November 2, 2012
First, a government letter asked councils to look favourably on requests to change planning obligations. Then a consultation paper raised the possibility of allowing developers to seek to amend pre-April 2010 obligations.
Now the Growth and Infrastructure Bill proposes to allow requests to change affordable housing requirements (AHRs) in all obligations.
The bill paves the way for requests to modify, replace, remove or discharge any requirement in a planning obligation relating to affordable housing provision. Where such a request is made, the local authority must modify, replace, remove or discharge the AHR if its requirements would mean that the development would not be "economically viable".
This approach begs several questions. Why the focus on affordable housing, rather than also on obligations that might hinder commercial and other development? Other obligations also impose costs. Surely it would be better to review all obligations in the round? Also, these powers only apply if an AHR covers direct provision of housing, which probably excludes obligations proposing financial contributions in lieu of on-site provision. This may encourage councils to seek cash contributions rather than direct provision. How will the bill affect AHRs set in planning conditions? Councils may find control by condition more attractive in future.
The obligation to discharge an AHR that renders a development economically unviable will lead to endless viability arguments, but there are further issues. What if the development is unviable because it is poorly designed? What if the development is unacceptable in planning terms without affordable housing?

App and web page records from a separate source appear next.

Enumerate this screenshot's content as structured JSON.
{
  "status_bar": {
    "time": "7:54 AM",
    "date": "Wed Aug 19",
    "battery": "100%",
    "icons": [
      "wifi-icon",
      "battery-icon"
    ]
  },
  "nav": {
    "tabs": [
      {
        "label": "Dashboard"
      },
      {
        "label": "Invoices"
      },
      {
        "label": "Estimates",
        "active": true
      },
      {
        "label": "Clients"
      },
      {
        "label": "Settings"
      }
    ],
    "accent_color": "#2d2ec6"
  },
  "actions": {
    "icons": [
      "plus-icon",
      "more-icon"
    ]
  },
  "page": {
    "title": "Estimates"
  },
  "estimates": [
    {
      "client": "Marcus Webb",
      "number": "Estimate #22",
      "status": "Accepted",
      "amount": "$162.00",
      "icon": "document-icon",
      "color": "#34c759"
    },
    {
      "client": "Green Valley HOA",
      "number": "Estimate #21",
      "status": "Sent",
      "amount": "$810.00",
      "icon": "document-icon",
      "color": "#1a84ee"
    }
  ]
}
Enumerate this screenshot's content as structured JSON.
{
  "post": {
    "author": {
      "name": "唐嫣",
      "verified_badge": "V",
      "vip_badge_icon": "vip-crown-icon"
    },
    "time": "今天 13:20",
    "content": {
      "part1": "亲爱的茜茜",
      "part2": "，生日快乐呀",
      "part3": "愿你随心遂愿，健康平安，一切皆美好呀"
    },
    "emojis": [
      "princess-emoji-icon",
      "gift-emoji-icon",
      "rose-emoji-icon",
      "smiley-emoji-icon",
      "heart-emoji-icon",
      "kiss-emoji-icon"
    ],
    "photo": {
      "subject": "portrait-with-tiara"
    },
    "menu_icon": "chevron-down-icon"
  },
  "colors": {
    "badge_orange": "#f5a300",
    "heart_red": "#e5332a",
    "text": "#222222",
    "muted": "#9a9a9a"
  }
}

Appeal provisions in the bill give the secretary of state powers to modify, replace or remove an AHR, although not to discharge it. If the secretary of state allows such an appeal, any modification will cease to have effect if the development is not completed within three years. If a replacement AHR is needed, the development cannot be completed until the developer and the authority have agreed one. But why does this time limit apply only to secretary of state decisions, and not to local ones?
Hopefully, parliamentary debates and amendments to the bill will clarify the government's position on these issues. They also need to clarify one other point. To justify this amount of attention, there must be powerful evidence that, but for onerous planning obligations, the economy would soon be booming. It would be good to hear and test that evidence.
In reality, the clause elsewhere in the bill limiting councils' ability to ask for information to support an application unless it is reasonable in scale and kind and is needed to determine the application probably reaches much further. It will change the culture in a way that tinkering with one element of planning obligations will never do.
This article was published in Planning Magazine, 2 November 2012